I found that quality of government is a statistically significant predictor of GDP an of broader prosperity indexes. At the same time, when I controlled for quality of government, regulatory freedom lost its predictive power. I interpret this to mean that quality of government is the real cause of economic and social prosperity. Regulatory freedom, at least as it is measured by the Heritage and Cato indexes, is not an end in itself. Rather, it is an outcome of good government in the more general sense.
To get the good government they want, then, regulatory reformers must do more than cut, cut, cut. They must get their priorities right. Here are three R’s that can help.
First, retain regulations that support the basic rules of a market economy. Those include regulations that protect property rights, ensure that contracts are honored, and protect against common law harms like fraud, negligence, and nuisance.
In principle, such rules can be enforced through the judicial system, but because courts can be slow and costly, regulations are a useful alternative. It is better to dispatch inspectors to ensure that night clubs keep their fire exits unlocked than to wait for relatives of the deceased to sue a club’s owners after a fire occurs. Similarly, it is more effective to regulate power plant emissions than to rely on downwind pollution victims pursue damages or injunctions in court. Still, reformers should always be on the lookout for duplication, conflicting standards, and excessive reporting requirements that can be addressed without rendering the regulations ineffective.

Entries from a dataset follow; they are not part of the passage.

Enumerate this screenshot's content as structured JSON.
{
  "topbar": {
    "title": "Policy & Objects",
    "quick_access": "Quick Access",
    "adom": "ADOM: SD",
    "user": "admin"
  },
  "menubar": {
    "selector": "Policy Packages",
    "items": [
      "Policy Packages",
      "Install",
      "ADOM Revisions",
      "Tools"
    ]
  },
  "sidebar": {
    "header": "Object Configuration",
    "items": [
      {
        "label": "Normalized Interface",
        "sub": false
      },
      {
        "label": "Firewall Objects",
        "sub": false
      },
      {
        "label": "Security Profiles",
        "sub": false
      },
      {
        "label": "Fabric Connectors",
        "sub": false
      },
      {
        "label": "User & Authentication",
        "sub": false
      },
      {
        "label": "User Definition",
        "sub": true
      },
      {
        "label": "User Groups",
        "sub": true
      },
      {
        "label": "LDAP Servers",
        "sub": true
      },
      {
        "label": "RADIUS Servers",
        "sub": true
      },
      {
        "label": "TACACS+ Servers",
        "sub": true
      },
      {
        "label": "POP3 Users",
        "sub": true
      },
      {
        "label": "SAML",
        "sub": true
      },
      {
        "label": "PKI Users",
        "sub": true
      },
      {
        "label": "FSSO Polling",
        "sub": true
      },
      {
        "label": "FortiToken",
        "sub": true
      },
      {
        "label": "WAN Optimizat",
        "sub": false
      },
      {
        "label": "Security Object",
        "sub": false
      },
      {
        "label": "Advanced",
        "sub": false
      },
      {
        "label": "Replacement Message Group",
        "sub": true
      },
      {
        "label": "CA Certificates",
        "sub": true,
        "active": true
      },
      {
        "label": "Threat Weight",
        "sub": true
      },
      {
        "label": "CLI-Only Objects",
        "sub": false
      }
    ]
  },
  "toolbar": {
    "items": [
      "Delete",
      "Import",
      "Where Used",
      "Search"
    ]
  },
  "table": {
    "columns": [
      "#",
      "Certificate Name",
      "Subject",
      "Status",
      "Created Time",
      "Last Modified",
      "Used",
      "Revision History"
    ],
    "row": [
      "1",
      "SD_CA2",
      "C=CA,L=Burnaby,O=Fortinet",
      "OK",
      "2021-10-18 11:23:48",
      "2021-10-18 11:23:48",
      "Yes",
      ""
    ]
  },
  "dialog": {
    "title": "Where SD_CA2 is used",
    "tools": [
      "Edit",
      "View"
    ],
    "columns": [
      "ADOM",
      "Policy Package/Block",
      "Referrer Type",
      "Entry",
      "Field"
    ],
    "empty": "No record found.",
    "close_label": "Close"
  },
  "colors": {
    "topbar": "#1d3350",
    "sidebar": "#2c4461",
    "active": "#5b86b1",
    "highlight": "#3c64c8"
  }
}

Second, replace regulations that have legitimate aims but also have harmful unintended consequences. For example, in an effort to reduce CO2 emissions, CAFE standards set minimum gas mileage for new cars. Meeting the standards raises the price of cars, but better fuel economy lowers the cost per mile of driving. The unintended consequence is that people drive more, roads are more congested, and more accidents occur. Economists argue that a carbon tax would be a more efficient way to reduce emissions, since it would both encourage people to buy efficient cars and to drive them less.

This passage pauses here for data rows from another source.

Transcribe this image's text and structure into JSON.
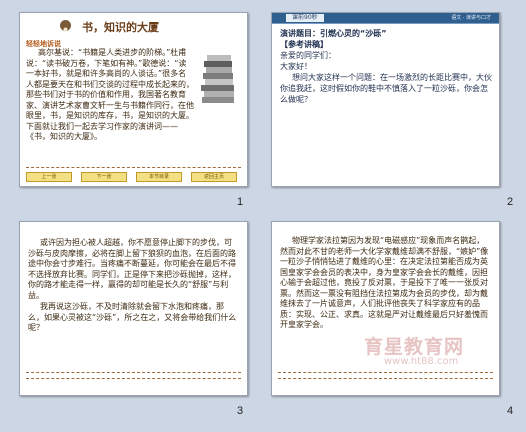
{
  "slides": [
    {
      "number": "1",
      "title": "书，知识的大厦",
      "section_label": "轻轻地诉说",
      "paragraphs": [
        "高尔基说：“书籍是人类进步的阶梯。”杜甫说：“读书破万卷，下笔如有神。”歌德说：“读一本好书，就是和许多高尚的人谈话。”很多名人都是要天在和书们交谈的过程中成长起来的，那些书们对于书的价值和作用，我国著名教育家、演讲艺术家曹文轩一生与书籍作同行，在他眼里，书，是知识的库存，书，是知识的大厦。下面就让我们一起去学习作家的演讲词——《书，知识的大厦》。"
      ],
      "nav_buttons": [
        "上一张",
        "下一张",
        "本节目录",
        "返回主页"
      ]
    },
    {
      "number": "2",
      "header_tab": "课前90秒",
      "header_right": "语文 · 演讲与口才",
      "lines": [
        "演讲题目：引燃心灵的“沙砾”",
        "【参考讲稿】",
        "亲爱的同学们：",
        "大家好！",
        "想问大家这样一个问题：在一场激烈的长距比赛中，大伙你追我赶，这时假如你的鞋中不慎落入了一粒沙砾，你会怎么做呢？"
      ]
    },
    {
      "number": "3",
      "paragraphs": [
        "或许因为担心被人超越，你不愿意停止脚下的步伐，可沙砾与皮肉摩擦，必将在脚上留下狼狈的血泡，在后面的路途中你会寸步难行。当疼痛不断蔓延，你可能会在最后不得不选择放弃比赛。同学们，正是停下来把沙砾抛掉，这样，你的路才能走得一样，赢得的却可能是长久的“舒服”与利益。",
        "我再说这沙砾，不及时清除就会留下水泡和疼痛，那么，如果心灵被这“沙砾”，所之在之，又将会带给我们什么呢？"
      ]
    },
    {
      "number": "4",
      "paragraphs": [
        "物理学家法拉第因为发现“电磁感应”现象而声名鹊起，然而对此不甘的老师一大化学家戴维却满不舒服，“嫉妒”像一粒沙子悄悄钻进了戴维的心里：在决定法拉第能否成为英国皇家学会会员的表决中，身为皇家学会会长的戴维，因担心输于会超过他，竟投了反对票，于是投下了唯一一张反对票。然而这一票没有阻挡住法拉第成为会员的步伐，却为戴维抹去了一片诚意声，人们批评他丧失了科学家应有的品质：实现、公正、求真。这就是严对让戴维最后只好羞愧而开皇家学会。"
      ],
      "watermark_cn": "育星教育网",
      "watermark_url": "www.ht88.com"
    }
  ]
}
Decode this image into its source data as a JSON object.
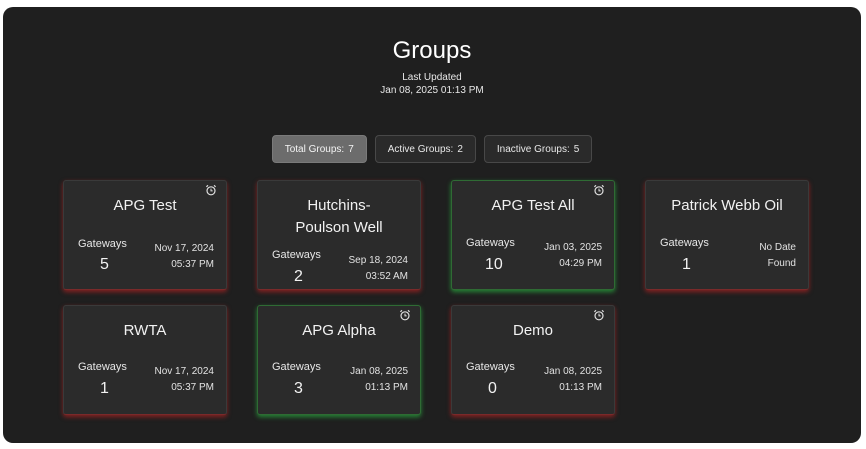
{
  "page": {
    "title": "Groups",
    "last_updated_label": "Last Updated",
    "last_updated_value": "Jan 08, 2025 01:13 PM"
  },
  "stats": {
    "total": {
      "label": "Total Groups:",
      "value": "7"
    },
    "active": {
      "label": "Active Groups:",
      "value": "2"
    },
    "inactive": {
      "label": "Inactive Groups:",
      "value": "5"
    }
  },
  "gateways_label": "Gateways",
  "groups": [
    {
      "name": "APG Test",
      "count": "5",
      "date": "Nov 17, 2024",
      "time": "05:37 PM",
      "status": "inactive",
      "alarm_icon": "alarm-clock-icon"
    },
    {
      "name": "Hutchins-Poulson Well",
      "count": "2",
      "date": "Sep 18, 2024",
      "time": "03:52 AM",
      "status": "inactive"
    },
    {
      "name": "APG Test All",
      "count": "10",
      "date": "Jan 03, 2025",
      "time": "04:29 PM",
      "status": "active",
      "alarm_icon": "alarm-clock-icon"
    },
    {
      "name": "Patrick Webb Oil",
      "count": "1",
      "date": "No Date",
      "time": "Found",
      "status": "inactive"
    },
    {
      "name": "RWTA",
      "count": "1",
      "date": "Nov 17, 2024",
      "time": "05:37 PM",
      "status": "inactive"
    },
    {
      "name": "APG Alpha",
      "count": "3",
      "date": "Jan 08, 2025",
      "time": "01:13 PM",
      "status": "active",
      "alarm_icon": "alarm-clock-icon"
    },
    {
      "name": "Demo",
      "count": "0",
      "date": "Jan 08, 2025",
      "time": "01:13 PM",
      "status": "inactive",
      "alarm_icon": "alarm-clock-icon"
    }
  ],
  "colors": {
    "background": "#1f1f1f",
    "card": "#2b2b2b",
    "active_glow": "#2fa046",
    "inactive_glow": "#aa2323"
  }
}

Third, repeal regulations that are motivated primarily by the manipulation of public policy for private gain -- that is, by what economists call rent seeking. Regulations that restrict competition or impose price controls rarely serve any purpose other than enriching special interests at the expense of the public. A new book by Brink Lindsey and Steven Teles, The Captured Economy, gives numerous examples of regulatory rent seeking. HBR has covered this as well, including non-compete clauses that limit workers’ ability to change jobs.
The lesson here is that successful regulatory reform will require more of a scalpel than a meat ax. Regulations need to be evaluated one by one to determine whether they should be retained, replaced, or repealed. An indiscriminate approach to deregulation risks being hijacked by rent seekers. In the name of cutting costs and creating jobs, bad actors will seek to dump their wastes in the air the rest of us breathe, to destabilize financial markets in pursuit of short-term gains, and to defraud unwary consumers.
Apple farmer Laura Ten Eyck, a Democrat who serves on her town board, summed it up as well as anyone. Speaking to a New York Times reporter, in the wake of a disruptive mid-harvest regulatory visit, she said “I’m not necessarily in favor of rolling back a lot of federal regulations. I’m in favor of applying them intelligently.”
Reposted with permission from Harvard Business Review